[[ Entries shown, beginning ]]
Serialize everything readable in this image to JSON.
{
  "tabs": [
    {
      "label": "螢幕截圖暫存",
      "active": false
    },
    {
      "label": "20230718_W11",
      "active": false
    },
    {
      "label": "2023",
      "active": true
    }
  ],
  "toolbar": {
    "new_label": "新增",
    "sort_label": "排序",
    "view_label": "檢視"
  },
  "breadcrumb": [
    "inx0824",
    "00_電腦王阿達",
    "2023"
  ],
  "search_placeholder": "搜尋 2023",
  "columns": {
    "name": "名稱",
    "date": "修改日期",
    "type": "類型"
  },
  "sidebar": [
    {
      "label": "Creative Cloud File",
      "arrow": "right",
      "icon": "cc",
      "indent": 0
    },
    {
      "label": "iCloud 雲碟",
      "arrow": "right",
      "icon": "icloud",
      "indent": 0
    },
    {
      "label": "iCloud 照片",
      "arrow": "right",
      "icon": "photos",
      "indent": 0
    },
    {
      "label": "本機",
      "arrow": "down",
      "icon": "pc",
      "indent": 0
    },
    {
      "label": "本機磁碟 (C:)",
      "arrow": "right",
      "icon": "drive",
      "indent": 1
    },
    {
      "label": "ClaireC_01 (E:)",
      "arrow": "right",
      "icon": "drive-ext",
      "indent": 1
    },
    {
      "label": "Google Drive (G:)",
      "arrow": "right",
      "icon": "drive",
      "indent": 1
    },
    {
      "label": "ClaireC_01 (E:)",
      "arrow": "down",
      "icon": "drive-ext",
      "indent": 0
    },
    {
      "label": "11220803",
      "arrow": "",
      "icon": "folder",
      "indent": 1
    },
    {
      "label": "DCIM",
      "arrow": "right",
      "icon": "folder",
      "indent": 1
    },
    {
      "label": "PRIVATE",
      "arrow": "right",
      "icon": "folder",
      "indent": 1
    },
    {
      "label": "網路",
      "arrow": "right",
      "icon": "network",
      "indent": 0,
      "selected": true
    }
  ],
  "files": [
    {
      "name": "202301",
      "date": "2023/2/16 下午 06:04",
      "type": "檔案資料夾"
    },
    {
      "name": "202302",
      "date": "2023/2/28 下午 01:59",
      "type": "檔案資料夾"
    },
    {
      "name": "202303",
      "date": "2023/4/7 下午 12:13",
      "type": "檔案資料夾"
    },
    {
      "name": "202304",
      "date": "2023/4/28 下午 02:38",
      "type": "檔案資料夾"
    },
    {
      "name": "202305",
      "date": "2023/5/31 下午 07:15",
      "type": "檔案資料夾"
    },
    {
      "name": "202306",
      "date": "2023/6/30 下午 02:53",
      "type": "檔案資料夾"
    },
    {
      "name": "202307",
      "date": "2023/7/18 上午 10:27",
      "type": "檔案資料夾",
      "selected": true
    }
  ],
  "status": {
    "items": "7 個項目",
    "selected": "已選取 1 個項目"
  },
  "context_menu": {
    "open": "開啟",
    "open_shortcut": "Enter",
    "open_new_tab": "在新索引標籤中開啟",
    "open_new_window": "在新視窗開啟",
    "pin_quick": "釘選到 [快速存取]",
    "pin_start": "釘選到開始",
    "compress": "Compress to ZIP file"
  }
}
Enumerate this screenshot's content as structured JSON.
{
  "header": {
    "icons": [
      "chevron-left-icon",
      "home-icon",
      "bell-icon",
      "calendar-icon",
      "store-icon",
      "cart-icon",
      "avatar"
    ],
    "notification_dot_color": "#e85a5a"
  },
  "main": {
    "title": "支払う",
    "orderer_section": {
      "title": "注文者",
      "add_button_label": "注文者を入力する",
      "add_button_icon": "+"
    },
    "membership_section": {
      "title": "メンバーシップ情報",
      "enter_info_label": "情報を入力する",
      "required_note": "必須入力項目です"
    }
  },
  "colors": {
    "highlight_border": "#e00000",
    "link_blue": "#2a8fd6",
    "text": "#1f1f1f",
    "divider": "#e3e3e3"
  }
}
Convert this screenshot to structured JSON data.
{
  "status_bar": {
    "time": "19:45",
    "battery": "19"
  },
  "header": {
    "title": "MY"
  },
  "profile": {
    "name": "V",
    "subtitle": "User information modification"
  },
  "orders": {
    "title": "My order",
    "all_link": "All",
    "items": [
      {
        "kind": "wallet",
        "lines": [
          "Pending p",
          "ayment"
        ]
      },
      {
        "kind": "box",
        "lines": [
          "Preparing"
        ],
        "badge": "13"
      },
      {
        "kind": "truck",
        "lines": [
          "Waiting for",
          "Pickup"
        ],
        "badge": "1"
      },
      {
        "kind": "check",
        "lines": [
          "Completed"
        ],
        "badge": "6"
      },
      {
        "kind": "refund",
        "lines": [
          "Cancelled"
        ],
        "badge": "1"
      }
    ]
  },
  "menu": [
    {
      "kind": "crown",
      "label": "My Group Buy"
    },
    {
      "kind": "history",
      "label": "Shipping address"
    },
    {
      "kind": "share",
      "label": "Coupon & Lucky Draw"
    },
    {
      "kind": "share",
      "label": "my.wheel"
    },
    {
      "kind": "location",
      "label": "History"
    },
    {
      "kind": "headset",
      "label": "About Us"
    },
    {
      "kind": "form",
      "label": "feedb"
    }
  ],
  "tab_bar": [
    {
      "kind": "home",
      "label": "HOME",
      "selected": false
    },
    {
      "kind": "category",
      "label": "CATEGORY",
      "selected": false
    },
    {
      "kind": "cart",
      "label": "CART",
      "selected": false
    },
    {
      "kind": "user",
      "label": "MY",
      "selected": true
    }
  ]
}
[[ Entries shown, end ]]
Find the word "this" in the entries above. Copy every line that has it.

**Output below**
Serialize everything readable in this image to JSON.
Enumerate this screenshot's content as structured JSON.
Convert this screenshot to structured JSON data.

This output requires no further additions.